Simulations under the model were run with N, nWT = 1010 held fixed, as in the experimental protocol. Cheater frequencies were initiated both at 105. We further allowed one to two replication cycles per passage. We noted that changing the initial cheater frequencies or the number of cycles per night did not change the dynamics that we obtained but only the particular timing where a mutant increased or decreased. We formally estimated the posterior distributions of all parameters in W using an ABC-SMC (67) [as implemented in astroABC (68)]. As a summary statistic, we used the mean ℓ1distance between the simulated trajectories of cheater frequencies and the empirical trajectories of the cheater frequencies of either line A or line B ¯1=t=1Ti{Δ1764,A1664G}fi,simtfi,obstT, similar to (69), where T is the number of passages that were sequenced. Prior distributions for all parameters were assumed to be uniform over [0,4) unless mentioned otherwise. ABC-SMC was run first for line B with a threshold ε that decreased exponentially from 0.3 to 0.07 over 15 iterations and with 10,000 particles (values of W) per iteration. When inference was run for line A, the final ε obtained was 0.11; for line B, the final ε obtained was 0.07. We used the 10,000 particles from the final iteration to generate posterior distributions. As the single-cheater model was not able to capture the rise and demise of Δ1764, ¯1was calculated only until p15 in the single-cheater model.

SUPPLEMENTARY MATERIALS

Supplementary material for this article is available at http://advances.sciencemag.org/cgi/content/full/6/34/eabb7990/DC1

https://creativecommons.org/licenses/by-nc/4.0/

This is an open-access article distributed under the terms of the Creative Commons Attribution-NonCommercial license, which permits use, distribution, and reproduction in any medium, so long as the resultant use is not for commercial advantage and provided the original work is properly cited.

REFERENCES AND NOTES

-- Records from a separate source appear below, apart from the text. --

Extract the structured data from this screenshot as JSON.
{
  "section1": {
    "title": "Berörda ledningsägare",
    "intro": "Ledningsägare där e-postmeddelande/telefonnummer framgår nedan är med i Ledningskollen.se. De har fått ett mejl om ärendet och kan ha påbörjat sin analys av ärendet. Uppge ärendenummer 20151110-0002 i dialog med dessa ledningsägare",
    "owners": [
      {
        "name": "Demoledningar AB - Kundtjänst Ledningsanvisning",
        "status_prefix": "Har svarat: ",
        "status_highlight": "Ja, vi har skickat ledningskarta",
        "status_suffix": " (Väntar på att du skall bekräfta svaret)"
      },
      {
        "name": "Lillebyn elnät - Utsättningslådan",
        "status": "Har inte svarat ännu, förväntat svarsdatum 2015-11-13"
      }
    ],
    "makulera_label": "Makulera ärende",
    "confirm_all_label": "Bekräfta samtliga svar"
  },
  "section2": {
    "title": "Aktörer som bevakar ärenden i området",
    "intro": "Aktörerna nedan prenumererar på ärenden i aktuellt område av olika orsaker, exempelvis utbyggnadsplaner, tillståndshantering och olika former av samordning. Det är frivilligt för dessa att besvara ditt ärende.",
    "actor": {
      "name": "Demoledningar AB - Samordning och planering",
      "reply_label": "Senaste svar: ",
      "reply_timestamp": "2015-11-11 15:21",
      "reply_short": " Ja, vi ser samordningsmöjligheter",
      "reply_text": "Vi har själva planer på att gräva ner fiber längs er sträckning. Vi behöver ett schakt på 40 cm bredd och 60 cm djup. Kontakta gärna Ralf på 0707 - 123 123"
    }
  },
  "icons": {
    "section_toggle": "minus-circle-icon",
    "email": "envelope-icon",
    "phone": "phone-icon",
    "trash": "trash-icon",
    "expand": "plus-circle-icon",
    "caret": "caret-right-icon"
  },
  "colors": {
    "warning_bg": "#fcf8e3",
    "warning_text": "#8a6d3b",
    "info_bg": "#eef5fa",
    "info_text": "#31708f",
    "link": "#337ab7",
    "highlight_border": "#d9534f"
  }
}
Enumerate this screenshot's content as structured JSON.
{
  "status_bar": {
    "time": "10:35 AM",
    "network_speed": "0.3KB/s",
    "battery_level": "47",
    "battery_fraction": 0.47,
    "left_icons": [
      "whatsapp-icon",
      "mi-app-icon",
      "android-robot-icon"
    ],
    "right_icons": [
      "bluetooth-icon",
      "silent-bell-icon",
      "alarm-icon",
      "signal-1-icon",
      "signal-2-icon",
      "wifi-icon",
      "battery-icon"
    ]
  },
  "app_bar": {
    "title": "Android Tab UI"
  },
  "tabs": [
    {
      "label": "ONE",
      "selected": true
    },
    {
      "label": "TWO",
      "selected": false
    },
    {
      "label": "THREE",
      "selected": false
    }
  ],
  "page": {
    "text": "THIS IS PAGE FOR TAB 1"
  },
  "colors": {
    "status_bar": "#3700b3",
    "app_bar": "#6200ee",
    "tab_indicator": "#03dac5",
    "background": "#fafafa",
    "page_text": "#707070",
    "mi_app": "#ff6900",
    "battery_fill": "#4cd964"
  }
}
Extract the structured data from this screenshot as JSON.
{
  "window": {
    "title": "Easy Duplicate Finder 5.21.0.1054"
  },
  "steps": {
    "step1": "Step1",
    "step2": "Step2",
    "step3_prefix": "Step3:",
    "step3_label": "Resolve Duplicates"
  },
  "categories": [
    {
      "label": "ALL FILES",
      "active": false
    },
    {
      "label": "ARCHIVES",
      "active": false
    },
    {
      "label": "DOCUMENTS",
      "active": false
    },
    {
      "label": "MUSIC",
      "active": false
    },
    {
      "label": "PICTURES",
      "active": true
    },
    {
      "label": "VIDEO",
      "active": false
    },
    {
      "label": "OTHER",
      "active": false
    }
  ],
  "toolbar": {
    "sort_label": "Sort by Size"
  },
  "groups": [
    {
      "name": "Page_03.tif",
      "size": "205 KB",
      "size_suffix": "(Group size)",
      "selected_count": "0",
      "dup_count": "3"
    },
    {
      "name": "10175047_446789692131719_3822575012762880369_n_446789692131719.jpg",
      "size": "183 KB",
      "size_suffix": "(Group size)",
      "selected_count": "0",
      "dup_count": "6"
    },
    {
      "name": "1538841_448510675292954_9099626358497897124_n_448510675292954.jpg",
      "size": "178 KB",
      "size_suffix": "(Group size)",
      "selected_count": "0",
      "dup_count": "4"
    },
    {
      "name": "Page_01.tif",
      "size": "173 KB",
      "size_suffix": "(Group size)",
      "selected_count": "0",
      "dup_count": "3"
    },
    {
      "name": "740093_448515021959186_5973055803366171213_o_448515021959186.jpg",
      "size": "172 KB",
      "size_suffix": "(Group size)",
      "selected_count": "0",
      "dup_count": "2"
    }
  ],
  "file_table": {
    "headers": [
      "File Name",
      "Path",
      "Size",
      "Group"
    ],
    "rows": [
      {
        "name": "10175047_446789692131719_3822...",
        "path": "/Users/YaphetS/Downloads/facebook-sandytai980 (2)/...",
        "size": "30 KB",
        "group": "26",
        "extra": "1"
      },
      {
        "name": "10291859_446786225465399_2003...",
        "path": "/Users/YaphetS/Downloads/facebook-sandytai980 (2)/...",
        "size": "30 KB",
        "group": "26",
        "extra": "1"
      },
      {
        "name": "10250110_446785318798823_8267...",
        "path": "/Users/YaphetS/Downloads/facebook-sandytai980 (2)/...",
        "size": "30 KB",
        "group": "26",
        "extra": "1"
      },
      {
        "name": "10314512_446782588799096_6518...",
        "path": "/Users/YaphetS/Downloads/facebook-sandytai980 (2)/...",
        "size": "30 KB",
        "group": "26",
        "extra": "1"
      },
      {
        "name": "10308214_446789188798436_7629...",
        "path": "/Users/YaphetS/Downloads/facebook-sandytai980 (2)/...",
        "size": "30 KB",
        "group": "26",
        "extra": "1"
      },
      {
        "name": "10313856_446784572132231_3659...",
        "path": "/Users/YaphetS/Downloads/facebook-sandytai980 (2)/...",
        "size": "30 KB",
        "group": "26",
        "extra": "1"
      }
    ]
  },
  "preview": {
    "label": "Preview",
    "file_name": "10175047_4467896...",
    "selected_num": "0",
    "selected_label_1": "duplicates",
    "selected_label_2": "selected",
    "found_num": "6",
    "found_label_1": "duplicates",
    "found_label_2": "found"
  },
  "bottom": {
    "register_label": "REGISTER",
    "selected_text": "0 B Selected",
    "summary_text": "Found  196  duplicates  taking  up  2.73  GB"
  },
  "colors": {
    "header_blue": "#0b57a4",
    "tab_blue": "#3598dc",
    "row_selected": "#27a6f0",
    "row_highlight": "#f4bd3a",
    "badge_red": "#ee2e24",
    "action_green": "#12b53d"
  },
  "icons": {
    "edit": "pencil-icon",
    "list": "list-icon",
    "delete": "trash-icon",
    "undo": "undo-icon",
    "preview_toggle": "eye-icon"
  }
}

Acknowledgments: We thank A. Herskovits, O. Kobiler, R. Sorek, T. Hagai, and Y. Friedman for critical reading of the manuscript. We also thank J. Hirsch, R. Twarock, E. Dykeman, and P. Stockley for productive advice and R. Oshri, T. Bareia, and Y. Diesendruck for technical help. We thank the Technion Center for Structural Biology and the Protein Analysis Unit from the Weizmann Institute for providing MST and pico-MST facility and services. Funding: A.S. was supported by the Israel Science Foundation (grant number 1333/16). U.G. was supported by H2020 European Research Council Advanced Grant no. 787514 CRISPR-Evol and the Volkswagen Foundation “Experiment!” grant. D.M. and M.G. were supported by a Safra fellowship from the Edmond J. Safra Center for Bioinformatics at Tel Aviv University. Author contributions: Conceptualization: M.M., U.G., and A.S. Experiments: M.M. and N.H. Data analysis: N.H., D.M., M.M., and M.G. Mathematical modeling: N.H., D.M., A.E., and A.S. Writing, reviewing, and editing: M.M., N.H., D.M., M.G., A.E., U.G., and A.S. Competing interests: The authors declare that they have no competing interests. Data and materials availability: All data needed to evaluate the conclusions in the paper are present in the paper and/or the Supplementary Materials. The sequencing data created and used in this study are available in the Sequencing Read Archive (www.ncbi.nlm.nih.gov/sra), under BioProject PRJNA575138, except for sequencing data for p1A, p15A, and p15B, which are available under BioProject PRJNA547685. Further analysis frequency files are available in Zenodo: https://doi.org/10.5281/zenodo.3466682. Additional data related to this paper may be requested from the authors.
View Abstract

Stay Connected to Science Advances

Navigate This Article